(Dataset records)
◇ ◇ ◇

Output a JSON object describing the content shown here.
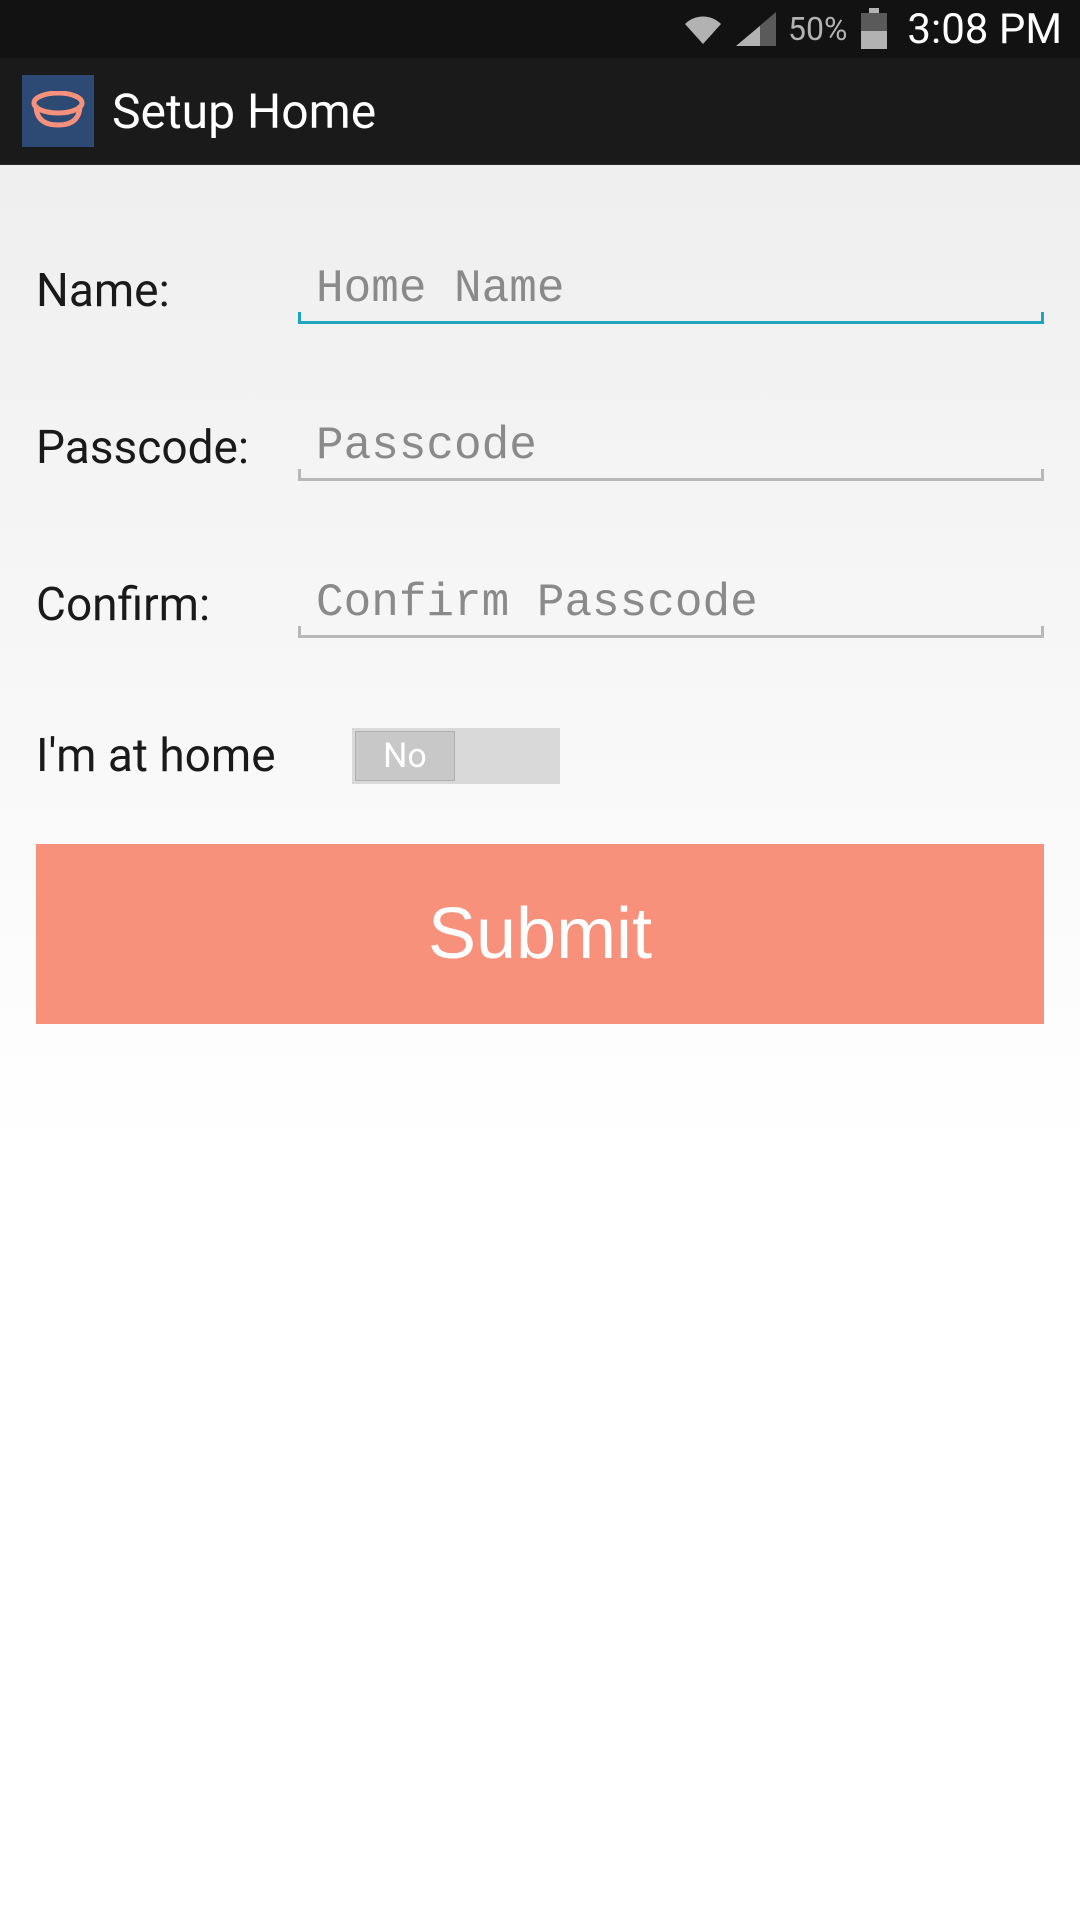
{
  "status_bar": {
    "battery_percent": "50%",
    "time": "3:08 PM"
  },
  "app_bar": {
    "title": "Setup Home"
  },
  "form": {
    "name_label": "Name:",
    "name_placeholder": "Home Name",
    "name_value": "",
    "passcode_label": "Passcode:",
    "passcode_placeholder": "Passcode",
    "passcode_value": "",
    "confirm_label": "Confirm:",
    "confirm_placeholder": "Confirm Passcode",
    "confirm_value": "",
    "at_home_label": "I'm at home",
    "toggle_value": "No",
    "submit_label": "Submit"
  }
}
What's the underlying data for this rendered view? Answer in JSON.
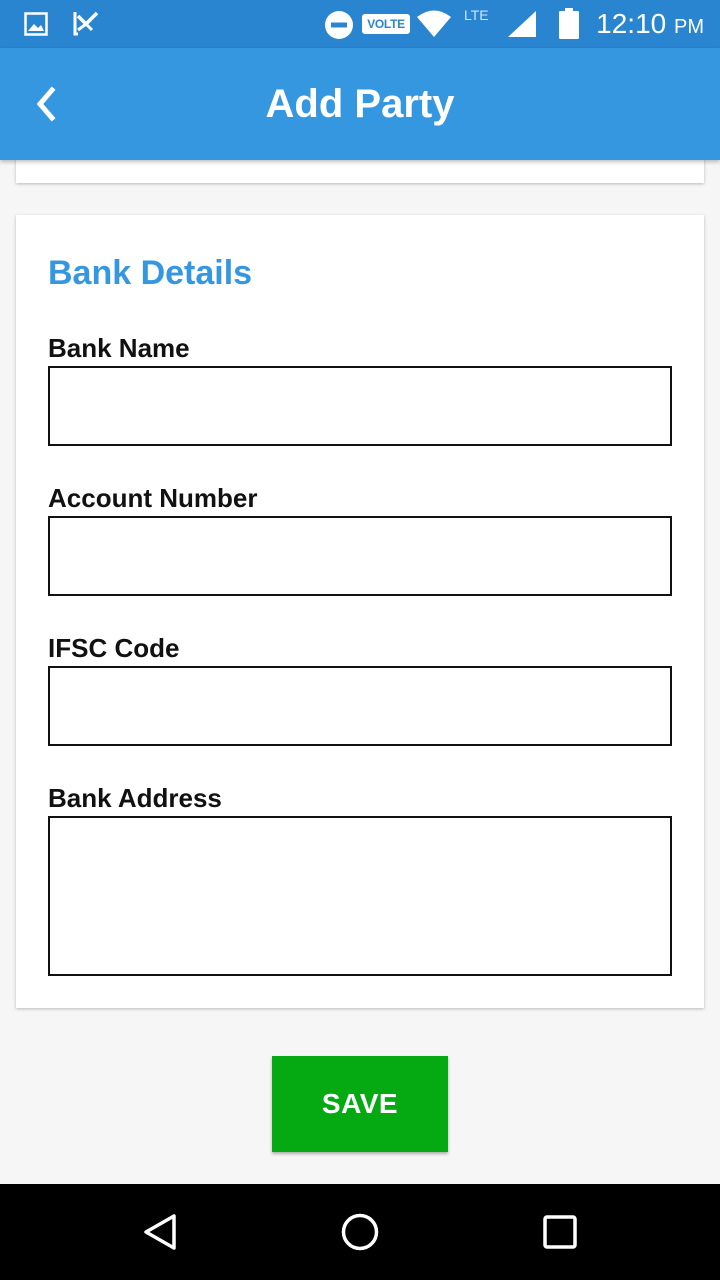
{
  "status_bar": {
    "volte_label": "VOLTE",
    "network_label": "LTE",
    "time": "12:10",
    "ampm": "PM"
  },
  "app_bar": {
    "title": "Add Party",
    "back_icon": "chevron-left-icon"
  },
  "section": {
    "title": "Bank Details",
    "fields": [
      {
        "label": "Bank Name",
        "value": ""
      },
      {
        "label": "Account Number",
        "value": ""
      },
      {
        "label": "IFSC Code",
        "value": ""
      },
      {
        "label": "Bank Address",
        "value": ""
      }
    ]
  },
  "save_label": "SAVE",
  "nav": {
    "back_icon": "nav-back-icon",
    "home_icon": "nav-home-icon",
    "recents_icon": "nav-recents-icon"
  },
  "colors": {
    "status_bar": "#2a85d0",
    "app_bar": "#3497e0",
    "accent": "#3497e0",
    "save_button": "#05aa12",
    "background": "#f6f6f6"
  }
}
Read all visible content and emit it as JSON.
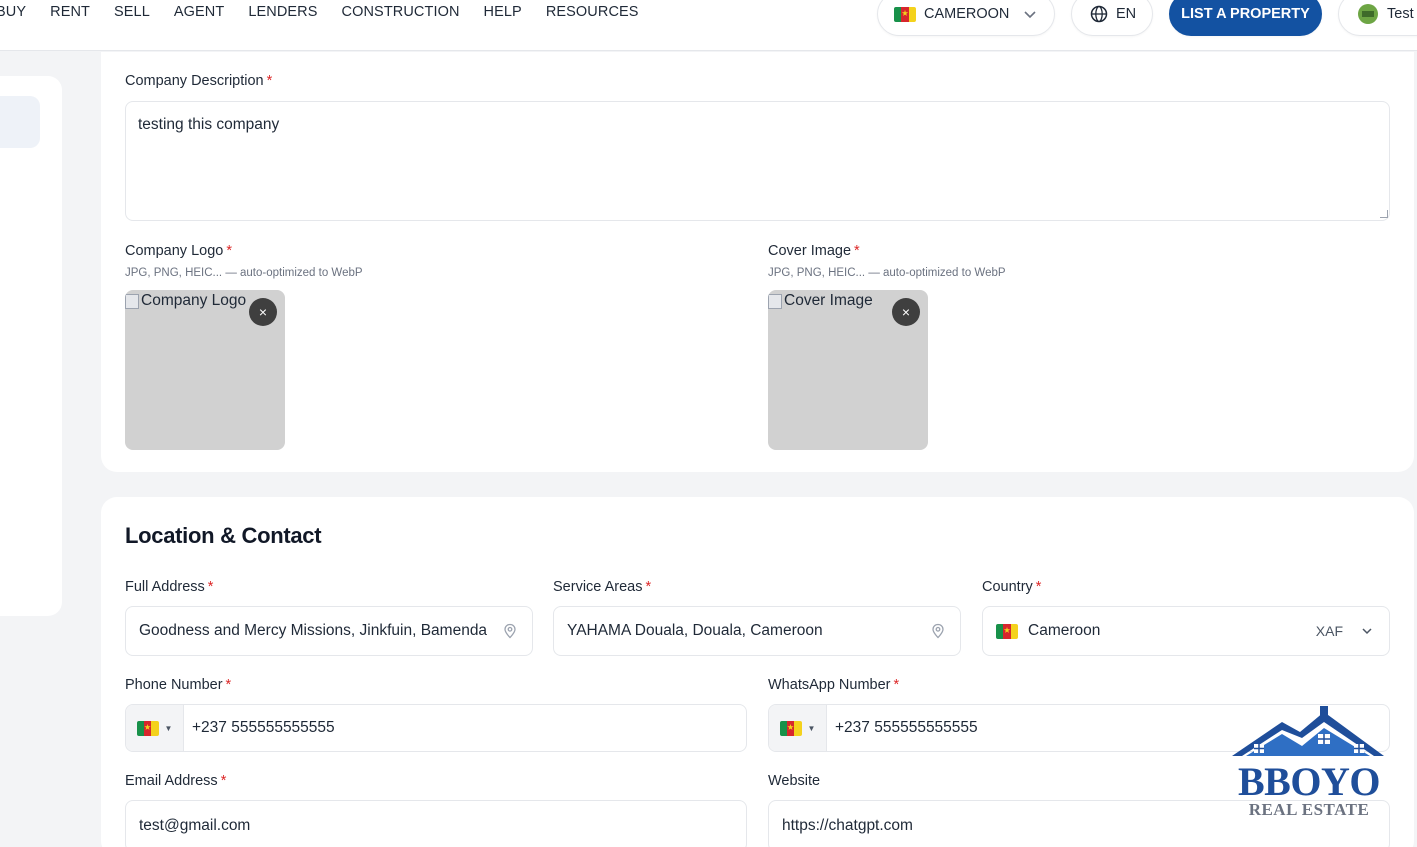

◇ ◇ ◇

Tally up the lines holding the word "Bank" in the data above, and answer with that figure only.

3